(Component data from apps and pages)
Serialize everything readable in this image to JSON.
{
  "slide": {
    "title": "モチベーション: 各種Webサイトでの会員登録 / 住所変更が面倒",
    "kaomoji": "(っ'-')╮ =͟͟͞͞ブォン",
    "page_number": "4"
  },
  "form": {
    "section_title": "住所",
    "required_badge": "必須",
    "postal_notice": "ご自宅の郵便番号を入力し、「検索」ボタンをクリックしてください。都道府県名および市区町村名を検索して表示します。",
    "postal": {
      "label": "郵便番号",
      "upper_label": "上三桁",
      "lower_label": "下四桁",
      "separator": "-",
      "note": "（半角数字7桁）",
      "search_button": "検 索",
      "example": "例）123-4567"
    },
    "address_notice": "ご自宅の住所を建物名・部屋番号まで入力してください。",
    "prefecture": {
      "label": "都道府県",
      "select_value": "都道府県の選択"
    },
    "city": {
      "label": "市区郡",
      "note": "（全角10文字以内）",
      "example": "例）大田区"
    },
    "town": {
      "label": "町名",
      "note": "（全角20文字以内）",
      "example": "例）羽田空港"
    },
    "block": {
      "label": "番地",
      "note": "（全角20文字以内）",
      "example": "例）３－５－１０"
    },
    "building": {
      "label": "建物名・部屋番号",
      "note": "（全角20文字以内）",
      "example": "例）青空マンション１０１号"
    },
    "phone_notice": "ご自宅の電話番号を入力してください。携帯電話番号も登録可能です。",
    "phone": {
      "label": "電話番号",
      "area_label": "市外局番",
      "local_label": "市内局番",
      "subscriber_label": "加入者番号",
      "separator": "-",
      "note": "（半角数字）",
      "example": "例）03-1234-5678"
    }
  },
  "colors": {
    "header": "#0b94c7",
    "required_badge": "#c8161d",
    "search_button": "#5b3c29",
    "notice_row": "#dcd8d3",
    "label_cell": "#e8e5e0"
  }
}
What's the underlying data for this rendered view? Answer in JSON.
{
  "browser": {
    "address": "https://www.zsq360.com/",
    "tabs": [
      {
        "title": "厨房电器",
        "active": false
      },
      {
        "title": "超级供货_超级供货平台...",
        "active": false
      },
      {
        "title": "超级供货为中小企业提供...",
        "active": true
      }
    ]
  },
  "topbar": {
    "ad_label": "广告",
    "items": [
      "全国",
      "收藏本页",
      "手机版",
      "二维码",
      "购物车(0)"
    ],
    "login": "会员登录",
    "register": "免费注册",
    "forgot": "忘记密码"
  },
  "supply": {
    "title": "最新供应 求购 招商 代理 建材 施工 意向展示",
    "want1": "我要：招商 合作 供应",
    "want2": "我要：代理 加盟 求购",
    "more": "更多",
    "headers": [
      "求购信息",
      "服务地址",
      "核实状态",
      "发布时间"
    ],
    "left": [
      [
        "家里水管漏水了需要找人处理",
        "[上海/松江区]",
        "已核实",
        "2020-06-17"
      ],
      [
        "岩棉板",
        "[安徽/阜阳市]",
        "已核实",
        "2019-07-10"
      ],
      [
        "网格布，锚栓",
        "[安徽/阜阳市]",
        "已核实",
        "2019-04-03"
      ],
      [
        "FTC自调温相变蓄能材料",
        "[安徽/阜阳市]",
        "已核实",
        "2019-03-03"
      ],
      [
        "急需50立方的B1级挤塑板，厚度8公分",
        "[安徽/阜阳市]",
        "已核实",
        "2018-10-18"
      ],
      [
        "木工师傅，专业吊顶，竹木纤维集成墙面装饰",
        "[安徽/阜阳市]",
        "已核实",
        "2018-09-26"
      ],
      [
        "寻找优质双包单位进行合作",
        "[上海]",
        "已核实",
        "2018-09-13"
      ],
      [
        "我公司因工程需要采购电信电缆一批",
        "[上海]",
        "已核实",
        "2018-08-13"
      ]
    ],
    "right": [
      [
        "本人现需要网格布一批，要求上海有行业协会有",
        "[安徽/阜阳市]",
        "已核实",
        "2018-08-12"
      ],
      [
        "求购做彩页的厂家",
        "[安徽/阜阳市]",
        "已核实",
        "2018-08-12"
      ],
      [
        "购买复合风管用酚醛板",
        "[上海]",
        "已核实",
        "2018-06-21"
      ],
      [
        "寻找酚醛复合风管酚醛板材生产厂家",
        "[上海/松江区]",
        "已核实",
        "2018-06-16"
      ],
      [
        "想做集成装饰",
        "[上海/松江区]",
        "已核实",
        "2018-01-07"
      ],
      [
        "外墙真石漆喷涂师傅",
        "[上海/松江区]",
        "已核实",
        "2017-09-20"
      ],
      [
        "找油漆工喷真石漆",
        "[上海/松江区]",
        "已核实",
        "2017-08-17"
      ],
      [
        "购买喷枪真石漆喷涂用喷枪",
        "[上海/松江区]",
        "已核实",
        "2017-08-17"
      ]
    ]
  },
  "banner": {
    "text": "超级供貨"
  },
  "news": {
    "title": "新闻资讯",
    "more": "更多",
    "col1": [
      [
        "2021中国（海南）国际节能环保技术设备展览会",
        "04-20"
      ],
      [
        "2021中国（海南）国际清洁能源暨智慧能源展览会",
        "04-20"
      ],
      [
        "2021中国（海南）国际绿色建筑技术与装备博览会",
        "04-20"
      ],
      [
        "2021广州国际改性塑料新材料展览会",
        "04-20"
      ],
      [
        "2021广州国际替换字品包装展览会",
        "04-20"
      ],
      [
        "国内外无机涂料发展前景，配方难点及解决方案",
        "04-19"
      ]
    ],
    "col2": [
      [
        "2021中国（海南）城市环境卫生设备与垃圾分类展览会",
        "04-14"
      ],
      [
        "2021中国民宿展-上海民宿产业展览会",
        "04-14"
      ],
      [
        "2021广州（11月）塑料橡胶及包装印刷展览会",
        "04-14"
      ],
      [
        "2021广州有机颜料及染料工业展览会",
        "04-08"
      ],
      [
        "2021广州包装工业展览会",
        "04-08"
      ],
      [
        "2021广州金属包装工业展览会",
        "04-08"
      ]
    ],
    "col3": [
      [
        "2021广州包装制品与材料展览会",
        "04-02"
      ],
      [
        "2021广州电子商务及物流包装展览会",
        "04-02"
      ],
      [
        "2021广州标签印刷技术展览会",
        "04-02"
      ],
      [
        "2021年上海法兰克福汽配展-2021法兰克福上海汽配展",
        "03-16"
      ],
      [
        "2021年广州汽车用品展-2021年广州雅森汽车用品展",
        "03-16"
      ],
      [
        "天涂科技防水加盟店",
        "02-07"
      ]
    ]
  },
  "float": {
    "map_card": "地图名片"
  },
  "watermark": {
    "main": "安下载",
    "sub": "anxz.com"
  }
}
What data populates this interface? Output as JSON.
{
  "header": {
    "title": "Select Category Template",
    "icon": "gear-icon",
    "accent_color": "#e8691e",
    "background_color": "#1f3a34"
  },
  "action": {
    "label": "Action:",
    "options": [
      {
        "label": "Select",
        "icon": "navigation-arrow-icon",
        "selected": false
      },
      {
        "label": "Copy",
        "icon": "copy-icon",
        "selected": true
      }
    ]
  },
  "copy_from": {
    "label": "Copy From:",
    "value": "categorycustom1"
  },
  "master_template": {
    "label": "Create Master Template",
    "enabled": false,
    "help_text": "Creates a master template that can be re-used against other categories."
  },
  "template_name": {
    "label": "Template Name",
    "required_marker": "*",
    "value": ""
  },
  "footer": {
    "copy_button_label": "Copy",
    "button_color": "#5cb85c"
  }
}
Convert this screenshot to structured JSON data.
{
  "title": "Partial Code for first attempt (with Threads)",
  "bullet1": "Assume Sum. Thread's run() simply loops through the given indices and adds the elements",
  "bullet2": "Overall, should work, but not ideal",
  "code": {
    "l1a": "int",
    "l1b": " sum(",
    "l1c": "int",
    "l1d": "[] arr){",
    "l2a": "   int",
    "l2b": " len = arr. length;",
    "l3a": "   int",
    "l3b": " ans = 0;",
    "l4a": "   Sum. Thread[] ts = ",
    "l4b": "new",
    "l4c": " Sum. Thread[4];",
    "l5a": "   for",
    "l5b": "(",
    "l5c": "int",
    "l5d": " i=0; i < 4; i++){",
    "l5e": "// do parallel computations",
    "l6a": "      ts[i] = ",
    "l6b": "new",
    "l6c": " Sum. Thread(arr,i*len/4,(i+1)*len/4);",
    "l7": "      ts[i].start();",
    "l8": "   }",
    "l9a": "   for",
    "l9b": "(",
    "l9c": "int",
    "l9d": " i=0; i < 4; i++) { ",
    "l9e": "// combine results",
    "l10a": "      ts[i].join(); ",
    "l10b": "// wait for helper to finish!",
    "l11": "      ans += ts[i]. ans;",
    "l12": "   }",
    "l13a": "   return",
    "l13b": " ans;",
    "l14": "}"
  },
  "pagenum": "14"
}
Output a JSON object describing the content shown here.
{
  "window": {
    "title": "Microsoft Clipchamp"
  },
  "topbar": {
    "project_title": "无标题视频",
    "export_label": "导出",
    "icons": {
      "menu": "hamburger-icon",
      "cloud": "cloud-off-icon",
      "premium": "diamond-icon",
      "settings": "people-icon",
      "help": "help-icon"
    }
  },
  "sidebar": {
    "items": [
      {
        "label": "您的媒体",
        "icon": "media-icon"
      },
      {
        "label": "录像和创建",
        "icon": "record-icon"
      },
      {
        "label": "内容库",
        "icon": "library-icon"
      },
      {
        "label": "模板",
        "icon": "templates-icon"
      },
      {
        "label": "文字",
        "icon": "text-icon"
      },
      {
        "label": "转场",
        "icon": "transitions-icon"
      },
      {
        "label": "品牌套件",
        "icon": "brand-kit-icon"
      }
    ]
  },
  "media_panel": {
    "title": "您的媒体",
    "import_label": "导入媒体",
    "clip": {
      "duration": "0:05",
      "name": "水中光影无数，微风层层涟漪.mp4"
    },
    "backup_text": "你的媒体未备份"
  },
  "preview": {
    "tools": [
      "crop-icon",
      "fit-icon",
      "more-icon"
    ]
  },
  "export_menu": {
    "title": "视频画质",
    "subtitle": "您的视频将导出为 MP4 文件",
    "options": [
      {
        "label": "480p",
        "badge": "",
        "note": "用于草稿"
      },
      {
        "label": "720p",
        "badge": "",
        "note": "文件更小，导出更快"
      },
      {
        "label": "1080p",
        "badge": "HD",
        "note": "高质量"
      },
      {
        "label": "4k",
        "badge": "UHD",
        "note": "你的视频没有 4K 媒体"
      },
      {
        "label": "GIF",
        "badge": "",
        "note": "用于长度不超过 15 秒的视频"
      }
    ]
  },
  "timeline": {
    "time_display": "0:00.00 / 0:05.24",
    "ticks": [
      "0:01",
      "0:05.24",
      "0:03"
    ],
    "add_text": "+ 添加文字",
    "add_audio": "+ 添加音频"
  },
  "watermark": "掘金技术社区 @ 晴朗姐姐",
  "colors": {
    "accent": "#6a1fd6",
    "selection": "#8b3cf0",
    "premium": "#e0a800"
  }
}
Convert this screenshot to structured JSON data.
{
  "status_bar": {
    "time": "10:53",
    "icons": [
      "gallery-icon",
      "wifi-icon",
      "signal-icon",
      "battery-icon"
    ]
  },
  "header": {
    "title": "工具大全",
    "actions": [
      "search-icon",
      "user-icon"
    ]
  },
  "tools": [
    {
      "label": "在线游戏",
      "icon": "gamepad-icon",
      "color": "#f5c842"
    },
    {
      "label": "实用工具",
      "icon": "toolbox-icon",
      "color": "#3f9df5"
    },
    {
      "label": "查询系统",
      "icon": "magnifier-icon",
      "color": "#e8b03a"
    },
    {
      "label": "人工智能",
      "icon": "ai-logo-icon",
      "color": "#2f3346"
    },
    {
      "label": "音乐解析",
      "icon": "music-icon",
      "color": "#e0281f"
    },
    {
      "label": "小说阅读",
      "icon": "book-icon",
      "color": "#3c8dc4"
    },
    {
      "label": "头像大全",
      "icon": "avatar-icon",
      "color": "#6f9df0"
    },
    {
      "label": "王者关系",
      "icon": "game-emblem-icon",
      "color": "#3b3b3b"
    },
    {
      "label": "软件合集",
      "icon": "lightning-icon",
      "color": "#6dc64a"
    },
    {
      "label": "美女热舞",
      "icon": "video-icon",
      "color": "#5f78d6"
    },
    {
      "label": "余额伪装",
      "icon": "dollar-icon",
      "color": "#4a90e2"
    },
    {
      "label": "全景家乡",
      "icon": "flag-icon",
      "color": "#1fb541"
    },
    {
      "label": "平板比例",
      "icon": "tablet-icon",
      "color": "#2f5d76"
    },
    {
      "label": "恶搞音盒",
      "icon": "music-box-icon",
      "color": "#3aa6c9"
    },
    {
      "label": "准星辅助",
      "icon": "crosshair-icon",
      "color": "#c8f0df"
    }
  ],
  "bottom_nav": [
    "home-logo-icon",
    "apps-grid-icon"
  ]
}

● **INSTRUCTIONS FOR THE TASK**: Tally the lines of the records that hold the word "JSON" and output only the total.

● **RESPONSE AREA**: 6